**Task statement**
The lines to copy are those in the listing that hold the word "left".

**Records shown**
####################

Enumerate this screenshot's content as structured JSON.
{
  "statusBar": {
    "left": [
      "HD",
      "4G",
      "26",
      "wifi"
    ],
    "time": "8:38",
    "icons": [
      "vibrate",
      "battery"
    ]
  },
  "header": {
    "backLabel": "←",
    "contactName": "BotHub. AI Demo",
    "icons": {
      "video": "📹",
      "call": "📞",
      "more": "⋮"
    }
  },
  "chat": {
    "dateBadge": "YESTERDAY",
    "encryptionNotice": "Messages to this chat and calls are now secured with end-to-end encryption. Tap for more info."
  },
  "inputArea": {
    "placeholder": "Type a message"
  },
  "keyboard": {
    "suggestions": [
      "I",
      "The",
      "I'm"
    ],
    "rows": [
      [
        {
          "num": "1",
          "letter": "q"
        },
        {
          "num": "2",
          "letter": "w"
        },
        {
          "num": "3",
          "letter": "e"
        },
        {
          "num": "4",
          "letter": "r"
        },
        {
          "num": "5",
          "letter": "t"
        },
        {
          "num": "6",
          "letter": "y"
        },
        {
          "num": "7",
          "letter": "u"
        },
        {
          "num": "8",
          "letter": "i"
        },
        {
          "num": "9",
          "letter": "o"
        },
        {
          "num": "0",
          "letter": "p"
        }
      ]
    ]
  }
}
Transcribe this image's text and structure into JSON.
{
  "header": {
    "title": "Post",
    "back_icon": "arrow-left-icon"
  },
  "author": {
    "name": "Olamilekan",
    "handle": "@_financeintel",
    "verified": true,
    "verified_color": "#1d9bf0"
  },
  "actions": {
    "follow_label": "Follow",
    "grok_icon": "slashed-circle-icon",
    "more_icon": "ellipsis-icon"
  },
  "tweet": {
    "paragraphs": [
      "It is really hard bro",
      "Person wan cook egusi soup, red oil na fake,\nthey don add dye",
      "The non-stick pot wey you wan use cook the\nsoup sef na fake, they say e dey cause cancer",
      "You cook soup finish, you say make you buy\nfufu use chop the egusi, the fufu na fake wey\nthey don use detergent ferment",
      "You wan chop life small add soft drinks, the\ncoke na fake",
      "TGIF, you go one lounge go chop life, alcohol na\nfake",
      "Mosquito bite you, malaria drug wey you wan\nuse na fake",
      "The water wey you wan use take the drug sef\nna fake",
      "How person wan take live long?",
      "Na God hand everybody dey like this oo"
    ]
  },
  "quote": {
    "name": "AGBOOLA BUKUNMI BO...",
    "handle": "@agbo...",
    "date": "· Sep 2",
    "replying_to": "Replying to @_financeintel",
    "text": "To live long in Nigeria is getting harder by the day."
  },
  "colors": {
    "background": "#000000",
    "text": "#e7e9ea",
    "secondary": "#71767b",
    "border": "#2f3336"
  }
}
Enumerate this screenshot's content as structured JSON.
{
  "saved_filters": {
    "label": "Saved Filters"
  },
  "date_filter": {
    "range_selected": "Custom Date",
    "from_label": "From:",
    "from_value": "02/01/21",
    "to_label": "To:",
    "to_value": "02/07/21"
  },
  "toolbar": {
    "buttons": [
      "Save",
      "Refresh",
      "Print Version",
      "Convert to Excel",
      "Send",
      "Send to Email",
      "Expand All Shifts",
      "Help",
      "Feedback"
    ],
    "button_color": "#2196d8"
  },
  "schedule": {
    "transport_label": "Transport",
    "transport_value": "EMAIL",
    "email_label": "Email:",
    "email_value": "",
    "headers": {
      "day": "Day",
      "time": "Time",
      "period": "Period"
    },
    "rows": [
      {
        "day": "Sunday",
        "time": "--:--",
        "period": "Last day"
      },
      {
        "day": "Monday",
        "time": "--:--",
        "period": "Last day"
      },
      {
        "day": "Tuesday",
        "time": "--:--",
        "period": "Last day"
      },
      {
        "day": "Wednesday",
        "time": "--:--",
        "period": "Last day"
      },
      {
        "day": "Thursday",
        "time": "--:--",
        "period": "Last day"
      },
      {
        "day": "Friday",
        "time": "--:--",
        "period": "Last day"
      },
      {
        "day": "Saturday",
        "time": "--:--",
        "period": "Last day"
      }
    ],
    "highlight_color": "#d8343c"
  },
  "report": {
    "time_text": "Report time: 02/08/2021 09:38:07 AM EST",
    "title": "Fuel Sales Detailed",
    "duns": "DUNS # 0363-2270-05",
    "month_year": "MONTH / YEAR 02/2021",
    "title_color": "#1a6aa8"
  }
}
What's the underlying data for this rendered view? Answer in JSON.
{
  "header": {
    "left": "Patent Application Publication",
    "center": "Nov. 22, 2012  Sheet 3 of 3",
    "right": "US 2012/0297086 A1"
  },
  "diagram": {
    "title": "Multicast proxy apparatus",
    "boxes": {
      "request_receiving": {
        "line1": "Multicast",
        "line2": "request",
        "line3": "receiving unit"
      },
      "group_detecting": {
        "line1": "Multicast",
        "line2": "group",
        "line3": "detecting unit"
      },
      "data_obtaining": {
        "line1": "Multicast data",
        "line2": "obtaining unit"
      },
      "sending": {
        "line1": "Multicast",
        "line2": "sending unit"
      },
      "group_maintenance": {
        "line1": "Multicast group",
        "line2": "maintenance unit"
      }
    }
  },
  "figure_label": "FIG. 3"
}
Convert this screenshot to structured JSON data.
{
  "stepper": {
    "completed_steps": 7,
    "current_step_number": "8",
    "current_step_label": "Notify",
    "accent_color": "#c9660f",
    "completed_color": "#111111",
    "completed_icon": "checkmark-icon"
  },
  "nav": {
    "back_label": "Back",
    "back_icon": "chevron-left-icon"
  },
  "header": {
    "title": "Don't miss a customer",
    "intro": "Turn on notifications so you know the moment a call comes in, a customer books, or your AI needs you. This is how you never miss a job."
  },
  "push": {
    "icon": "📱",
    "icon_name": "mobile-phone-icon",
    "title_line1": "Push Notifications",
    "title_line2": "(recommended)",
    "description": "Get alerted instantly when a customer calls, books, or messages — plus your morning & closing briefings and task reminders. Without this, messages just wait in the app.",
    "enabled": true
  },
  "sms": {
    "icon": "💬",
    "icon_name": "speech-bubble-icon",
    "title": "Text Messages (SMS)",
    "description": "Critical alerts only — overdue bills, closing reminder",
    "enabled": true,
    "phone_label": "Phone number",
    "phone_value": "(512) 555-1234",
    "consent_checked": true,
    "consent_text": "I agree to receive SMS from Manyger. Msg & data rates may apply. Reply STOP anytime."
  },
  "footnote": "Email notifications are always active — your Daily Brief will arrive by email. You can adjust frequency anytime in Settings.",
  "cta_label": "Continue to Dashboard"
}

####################

**Task result**
    "left": [
    "back_icon": "arrow-left-icon"
    "left": "Patent Application Publication",
    "back_icon": "chevron-left-icon"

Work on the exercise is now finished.